» Assignment:
An exact copy of the lines from the one containing "Output a JSON" through the final line of the records is the only acceptable answer.
────────
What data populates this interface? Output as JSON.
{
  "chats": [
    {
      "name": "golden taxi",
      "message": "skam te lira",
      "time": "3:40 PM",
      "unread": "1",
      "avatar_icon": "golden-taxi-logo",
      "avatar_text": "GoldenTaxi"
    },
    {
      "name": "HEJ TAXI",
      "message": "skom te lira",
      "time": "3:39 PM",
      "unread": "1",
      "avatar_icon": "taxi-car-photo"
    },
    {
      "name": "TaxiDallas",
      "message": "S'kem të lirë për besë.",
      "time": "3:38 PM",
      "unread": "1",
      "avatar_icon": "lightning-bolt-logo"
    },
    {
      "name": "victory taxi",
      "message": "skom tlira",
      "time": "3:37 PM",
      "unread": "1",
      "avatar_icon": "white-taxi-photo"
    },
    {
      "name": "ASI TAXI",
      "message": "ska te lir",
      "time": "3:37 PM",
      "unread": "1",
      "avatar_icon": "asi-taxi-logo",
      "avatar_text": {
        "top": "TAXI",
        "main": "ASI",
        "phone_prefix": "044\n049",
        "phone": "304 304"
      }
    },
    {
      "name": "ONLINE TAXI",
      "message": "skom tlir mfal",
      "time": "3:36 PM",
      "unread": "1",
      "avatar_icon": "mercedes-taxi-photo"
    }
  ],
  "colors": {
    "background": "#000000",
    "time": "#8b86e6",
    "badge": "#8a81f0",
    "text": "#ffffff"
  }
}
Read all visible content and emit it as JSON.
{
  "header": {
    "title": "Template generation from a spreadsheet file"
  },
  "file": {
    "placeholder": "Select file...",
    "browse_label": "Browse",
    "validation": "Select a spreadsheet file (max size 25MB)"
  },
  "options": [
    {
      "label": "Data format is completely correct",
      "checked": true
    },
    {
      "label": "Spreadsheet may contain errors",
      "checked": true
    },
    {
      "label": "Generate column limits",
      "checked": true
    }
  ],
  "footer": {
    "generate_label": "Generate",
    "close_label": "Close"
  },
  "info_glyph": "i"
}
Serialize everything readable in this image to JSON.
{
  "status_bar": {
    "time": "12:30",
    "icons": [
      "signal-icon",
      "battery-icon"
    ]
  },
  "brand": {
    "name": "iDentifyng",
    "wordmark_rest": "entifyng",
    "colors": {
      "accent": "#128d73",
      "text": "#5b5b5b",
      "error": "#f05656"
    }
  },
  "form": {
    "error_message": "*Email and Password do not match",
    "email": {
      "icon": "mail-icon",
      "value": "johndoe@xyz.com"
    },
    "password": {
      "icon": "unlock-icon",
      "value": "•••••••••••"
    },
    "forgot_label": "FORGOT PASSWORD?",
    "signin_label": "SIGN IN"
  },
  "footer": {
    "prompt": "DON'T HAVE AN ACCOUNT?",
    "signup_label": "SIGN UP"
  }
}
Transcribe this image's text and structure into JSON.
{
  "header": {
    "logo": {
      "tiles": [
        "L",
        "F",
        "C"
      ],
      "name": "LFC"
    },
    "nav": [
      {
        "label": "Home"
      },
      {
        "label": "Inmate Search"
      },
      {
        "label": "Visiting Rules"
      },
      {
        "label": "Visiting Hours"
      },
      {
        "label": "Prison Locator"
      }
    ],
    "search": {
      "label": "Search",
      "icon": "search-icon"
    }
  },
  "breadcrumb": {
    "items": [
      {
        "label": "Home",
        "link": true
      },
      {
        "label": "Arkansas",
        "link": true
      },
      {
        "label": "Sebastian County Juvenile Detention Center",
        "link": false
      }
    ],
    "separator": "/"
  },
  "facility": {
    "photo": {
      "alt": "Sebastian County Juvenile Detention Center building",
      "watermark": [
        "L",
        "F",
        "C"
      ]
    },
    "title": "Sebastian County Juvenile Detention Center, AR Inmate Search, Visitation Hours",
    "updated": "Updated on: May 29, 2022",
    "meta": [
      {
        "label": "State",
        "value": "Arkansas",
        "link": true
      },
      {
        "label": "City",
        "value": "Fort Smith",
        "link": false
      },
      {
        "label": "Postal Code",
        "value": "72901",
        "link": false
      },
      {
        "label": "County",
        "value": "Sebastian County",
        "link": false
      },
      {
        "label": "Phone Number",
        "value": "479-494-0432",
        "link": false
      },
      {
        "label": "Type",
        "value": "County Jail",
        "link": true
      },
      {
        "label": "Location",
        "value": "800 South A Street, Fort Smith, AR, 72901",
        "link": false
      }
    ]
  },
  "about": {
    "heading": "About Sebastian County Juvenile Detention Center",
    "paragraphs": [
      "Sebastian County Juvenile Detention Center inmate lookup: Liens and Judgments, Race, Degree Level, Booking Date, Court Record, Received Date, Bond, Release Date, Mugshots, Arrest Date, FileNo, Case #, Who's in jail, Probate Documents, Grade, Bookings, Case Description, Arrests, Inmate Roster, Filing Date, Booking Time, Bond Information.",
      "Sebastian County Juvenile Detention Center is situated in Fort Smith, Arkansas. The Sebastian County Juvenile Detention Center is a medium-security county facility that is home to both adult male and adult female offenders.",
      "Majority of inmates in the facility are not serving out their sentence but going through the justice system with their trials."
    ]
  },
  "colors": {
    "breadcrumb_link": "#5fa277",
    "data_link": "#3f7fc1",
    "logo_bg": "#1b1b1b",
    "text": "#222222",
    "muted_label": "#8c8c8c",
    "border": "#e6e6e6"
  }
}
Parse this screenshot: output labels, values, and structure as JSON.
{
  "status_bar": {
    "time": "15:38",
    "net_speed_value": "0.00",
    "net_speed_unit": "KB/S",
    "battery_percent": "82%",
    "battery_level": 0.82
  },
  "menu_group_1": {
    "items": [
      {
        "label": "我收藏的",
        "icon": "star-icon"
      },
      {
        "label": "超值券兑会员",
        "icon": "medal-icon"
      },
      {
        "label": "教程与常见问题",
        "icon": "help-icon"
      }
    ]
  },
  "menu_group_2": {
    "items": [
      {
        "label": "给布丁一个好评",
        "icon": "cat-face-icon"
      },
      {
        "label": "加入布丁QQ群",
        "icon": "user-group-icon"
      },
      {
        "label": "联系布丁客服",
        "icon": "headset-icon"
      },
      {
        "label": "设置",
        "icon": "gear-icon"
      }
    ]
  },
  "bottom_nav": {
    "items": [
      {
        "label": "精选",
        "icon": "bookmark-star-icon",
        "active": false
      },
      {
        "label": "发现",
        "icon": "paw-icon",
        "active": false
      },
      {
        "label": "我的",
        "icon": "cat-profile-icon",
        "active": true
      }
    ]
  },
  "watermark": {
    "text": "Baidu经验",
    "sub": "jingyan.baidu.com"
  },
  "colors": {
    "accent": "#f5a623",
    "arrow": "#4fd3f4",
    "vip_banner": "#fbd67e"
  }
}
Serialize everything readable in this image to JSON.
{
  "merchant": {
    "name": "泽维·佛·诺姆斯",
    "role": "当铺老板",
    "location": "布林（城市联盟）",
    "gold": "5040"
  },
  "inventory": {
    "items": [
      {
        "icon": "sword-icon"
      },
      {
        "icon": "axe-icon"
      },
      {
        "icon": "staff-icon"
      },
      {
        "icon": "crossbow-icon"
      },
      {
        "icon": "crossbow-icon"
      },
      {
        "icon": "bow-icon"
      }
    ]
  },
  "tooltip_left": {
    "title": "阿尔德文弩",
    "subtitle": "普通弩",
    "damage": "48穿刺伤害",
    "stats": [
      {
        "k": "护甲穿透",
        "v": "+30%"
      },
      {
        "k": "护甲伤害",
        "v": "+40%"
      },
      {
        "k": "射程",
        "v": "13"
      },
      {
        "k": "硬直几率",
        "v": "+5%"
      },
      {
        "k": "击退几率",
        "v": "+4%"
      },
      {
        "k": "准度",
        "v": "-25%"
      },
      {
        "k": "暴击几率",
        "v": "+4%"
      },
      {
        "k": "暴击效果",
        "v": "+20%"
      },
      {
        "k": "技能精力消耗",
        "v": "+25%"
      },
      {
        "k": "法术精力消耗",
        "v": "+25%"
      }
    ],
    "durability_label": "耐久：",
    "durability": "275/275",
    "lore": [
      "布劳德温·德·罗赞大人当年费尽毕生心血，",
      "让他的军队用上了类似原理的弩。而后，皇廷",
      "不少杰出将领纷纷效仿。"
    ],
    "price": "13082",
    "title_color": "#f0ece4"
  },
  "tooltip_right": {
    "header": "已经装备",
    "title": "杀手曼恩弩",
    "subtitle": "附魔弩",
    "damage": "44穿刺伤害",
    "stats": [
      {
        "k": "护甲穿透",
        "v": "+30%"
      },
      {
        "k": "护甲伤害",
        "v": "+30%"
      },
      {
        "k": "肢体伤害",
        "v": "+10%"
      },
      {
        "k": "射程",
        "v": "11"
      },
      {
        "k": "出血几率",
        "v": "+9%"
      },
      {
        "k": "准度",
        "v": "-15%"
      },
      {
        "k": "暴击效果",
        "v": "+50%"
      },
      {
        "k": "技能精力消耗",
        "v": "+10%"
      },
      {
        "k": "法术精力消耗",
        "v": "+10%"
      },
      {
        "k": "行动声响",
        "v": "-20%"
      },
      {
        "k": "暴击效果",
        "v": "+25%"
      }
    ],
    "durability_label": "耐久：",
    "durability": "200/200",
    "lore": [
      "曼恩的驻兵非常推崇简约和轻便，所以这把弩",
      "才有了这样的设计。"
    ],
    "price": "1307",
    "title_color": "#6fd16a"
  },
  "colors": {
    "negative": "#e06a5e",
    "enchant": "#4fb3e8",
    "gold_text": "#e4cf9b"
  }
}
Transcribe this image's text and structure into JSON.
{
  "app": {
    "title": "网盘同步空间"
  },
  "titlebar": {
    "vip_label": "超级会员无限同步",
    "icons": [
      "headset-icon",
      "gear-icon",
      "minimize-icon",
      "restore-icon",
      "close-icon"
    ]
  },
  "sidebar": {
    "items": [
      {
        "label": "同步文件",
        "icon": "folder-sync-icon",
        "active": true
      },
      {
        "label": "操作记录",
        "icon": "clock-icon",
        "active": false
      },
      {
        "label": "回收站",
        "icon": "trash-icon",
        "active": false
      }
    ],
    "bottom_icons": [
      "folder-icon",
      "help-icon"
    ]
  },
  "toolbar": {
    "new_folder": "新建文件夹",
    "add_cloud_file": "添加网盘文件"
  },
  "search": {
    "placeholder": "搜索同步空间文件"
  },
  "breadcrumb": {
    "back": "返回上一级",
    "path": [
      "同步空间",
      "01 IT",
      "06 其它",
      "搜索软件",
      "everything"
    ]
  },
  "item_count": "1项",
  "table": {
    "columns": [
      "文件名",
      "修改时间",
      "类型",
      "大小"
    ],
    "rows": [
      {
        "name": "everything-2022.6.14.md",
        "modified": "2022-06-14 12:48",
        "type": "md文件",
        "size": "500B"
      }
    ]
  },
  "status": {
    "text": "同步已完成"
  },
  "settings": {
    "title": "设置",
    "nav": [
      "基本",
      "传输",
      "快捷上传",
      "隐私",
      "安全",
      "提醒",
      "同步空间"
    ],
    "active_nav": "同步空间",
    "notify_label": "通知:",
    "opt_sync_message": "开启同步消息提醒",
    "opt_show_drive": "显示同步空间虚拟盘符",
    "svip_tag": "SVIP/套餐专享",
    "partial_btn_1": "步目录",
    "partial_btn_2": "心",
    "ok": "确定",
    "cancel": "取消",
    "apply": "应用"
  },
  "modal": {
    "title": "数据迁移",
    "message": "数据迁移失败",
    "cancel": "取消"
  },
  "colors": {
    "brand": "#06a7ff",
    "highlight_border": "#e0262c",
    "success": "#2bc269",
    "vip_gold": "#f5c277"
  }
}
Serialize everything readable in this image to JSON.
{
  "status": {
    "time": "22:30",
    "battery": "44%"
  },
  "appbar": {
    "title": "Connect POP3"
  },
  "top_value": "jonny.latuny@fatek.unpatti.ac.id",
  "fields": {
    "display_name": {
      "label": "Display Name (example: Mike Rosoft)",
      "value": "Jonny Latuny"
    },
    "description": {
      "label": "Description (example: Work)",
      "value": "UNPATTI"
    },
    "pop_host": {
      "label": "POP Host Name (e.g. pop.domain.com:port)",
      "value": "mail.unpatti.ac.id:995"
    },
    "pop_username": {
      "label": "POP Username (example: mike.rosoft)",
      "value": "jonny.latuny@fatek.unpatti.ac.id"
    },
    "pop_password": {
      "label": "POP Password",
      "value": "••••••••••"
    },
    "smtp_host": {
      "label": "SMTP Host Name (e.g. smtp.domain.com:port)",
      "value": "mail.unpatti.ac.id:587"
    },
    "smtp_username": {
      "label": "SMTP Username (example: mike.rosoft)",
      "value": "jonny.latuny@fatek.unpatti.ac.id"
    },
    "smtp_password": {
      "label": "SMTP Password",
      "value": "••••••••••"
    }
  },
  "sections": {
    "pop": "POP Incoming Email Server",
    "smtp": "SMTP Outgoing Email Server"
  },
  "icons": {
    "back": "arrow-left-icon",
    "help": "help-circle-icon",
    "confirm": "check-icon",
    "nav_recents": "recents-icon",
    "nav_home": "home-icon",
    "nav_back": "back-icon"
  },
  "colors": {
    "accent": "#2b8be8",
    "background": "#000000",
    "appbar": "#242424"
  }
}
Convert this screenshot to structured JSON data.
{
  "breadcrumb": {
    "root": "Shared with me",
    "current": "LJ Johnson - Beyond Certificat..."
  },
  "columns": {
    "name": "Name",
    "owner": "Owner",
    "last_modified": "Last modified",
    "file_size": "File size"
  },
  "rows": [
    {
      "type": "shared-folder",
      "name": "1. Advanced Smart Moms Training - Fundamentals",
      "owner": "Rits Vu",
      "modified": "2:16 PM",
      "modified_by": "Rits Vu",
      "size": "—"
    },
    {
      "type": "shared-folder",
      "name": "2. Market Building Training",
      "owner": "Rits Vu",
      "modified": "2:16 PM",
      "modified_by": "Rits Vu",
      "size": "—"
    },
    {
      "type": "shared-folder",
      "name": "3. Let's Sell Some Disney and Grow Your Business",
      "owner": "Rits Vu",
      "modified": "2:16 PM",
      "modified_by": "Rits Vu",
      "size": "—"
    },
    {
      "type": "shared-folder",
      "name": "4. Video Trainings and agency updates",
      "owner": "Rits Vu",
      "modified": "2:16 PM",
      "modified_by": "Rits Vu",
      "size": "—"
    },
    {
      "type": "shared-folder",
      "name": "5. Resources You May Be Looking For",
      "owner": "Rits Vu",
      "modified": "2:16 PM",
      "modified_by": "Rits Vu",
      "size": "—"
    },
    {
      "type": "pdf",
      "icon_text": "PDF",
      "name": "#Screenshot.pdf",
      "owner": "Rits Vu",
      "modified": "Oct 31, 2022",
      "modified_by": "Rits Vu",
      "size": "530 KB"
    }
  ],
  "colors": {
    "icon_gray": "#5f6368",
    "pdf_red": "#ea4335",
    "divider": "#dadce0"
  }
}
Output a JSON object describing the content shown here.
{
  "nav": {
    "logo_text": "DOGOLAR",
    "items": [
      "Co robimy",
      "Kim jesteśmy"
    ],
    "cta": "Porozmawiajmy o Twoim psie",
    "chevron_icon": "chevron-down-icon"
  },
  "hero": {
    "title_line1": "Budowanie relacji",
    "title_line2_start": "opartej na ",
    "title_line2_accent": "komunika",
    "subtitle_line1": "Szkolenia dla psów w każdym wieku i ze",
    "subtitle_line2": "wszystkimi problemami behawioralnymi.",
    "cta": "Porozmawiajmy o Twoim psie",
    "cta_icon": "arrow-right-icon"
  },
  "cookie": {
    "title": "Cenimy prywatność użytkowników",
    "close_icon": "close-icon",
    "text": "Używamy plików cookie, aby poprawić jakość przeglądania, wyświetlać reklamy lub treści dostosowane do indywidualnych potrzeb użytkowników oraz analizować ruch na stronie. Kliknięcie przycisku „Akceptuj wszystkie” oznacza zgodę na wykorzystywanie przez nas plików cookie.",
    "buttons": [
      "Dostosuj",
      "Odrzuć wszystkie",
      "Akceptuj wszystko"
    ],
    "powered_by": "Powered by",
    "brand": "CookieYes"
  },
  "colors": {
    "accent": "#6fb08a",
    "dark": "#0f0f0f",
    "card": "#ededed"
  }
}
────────
» Exercise answer:
Output a JSON object describing the content shown here.
{
  "nav": {
    "logo_text": "DOGOLAR",
    "items": [
      "Co robimy",
      "Kim jesteśmy"
    ],
    "cta": "Porozmawiajmy o Twoim psie",
    "chevron_icon": "chevron-down-icon"
  },
  "hero": {
    "title_line1": "Budowanie relacji",
    "title_line2_start": "opartej na ",
    "title_line2_accent": "komunika",
    "subtitle_line1": "Szkolenia dla psów w każdym wieku i ze",
    "subtitle_line2": "wszystkimi problemami behawioralnymi.",
    "cta": "Porozmawiajmy o Twoim psie",
    "cta_icon": "arrow-right-icon"
  },
  "cookie": {
    "title": "Cenimy prywatność użytkowników",
    "close_icon": "close-icon",
    "text": "Używamy plików cookie, aby poprawić jakość przeglądania, wyświetlać reklamy lub treści dostosowane do indywidualnych potrzeb użytkowników oraz analizować ruch na stronie. Kliknięcie przycisku „Akceptuj wszystkie” oznacza zgodę na wykorzystywanie przez nas plików cookie.",
    "buttons": [
      "Dostosuj",
      "Odrzuć wszystkie",
      "Akceptuj wszystko"
    ],
    "powered_by": "Powered by",
    "brand": "CookieYes"
  },
  "colors": {
    "accent": "#6fb08a",
    "dark": "#0f0f0f",
    "card": "#ededed"
  }
}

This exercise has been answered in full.